So right now, you see UAV as only filling the gaps?
Yes, basically. We also use the UAV camera to apply colour to all the laser points, so that, in a way, it is how you stitch and link the data together. You can clearly see the laser points and the colours that the aerial camera applied to them in the end result, so you know that it is correct. We believe this is a very practical way of doing it because of the dense photo matching from the UAV, which might be anything from 2 to 20 cm accurate. With the terrestrial LiDAR you know your accuracy.
This approach really combines the strengths of the LiDAR for accuracy and of the UAV for area coverage, leveraging two different platforms and integrating them in a single workflow that delivers the best of both worlds.
Does Optech have separate UAV and LiDAR divisions?
Right now we have actually incorporated them as a part of the static tripod scanner division because we think there is a very natural synergy between a tripod scanner and a UAV, both being single operator systems. For example, if you had an open pit mine you were going to survey, you can drive there with both the laser scanner and the UAV in your vehicle. Since it is fully automated, you can get the terrestrial scanner going, and while it runs on its own you can get the UAV out, put its flight plan in, and have it fly at the same time. One person can very easily deploy and use both sensors at one time.

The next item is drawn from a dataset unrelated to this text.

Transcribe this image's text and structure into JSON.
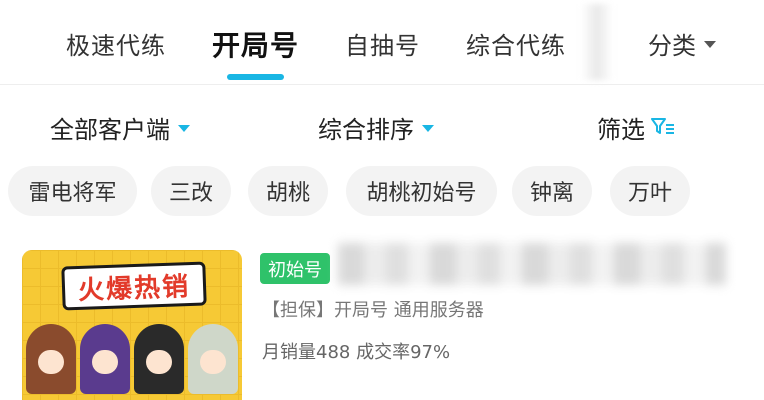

A customer can buy from Optech only the UAV, only the scanner, or the combined kit for the complete solution. Many of our clients already have a scanner so they just need to add the UAV and software. Some of our clients may opt to acquire only the UAV at first, though they may later want to add a scanner for the enhanced capabilities and accuracy. To meet these varied needs, we try to be very flexible in our approach.
As an expert, do you like a combination of the two?
I believe that right now the combination gives the biggest bang for the buck. It makes it as simple as possible to produce good results and gives you the maximum likelihood of getting permission to use it. If you have a UAV that has a 2-metre wingspan, it is going to be extremely difficult to get flying permission. On the other hand, if you are flying a little octocopter weighing only 3-4 kg, permission is either automatic or very readily available. So what is the point in having a large, very capable UAV platform if it takes you weeks to get permission to use it? You are just wasting time and opportunity. Right now, given the state of technology and flight regulations, I believe that for the next year or two the most economical and practical way to benefit from UAV technology when accurate data is needed, is to combine it with additional sensors that are on the ground.
Published in Geospatial World Magazine December 2014 as ‘UAVs are going to be a game changer’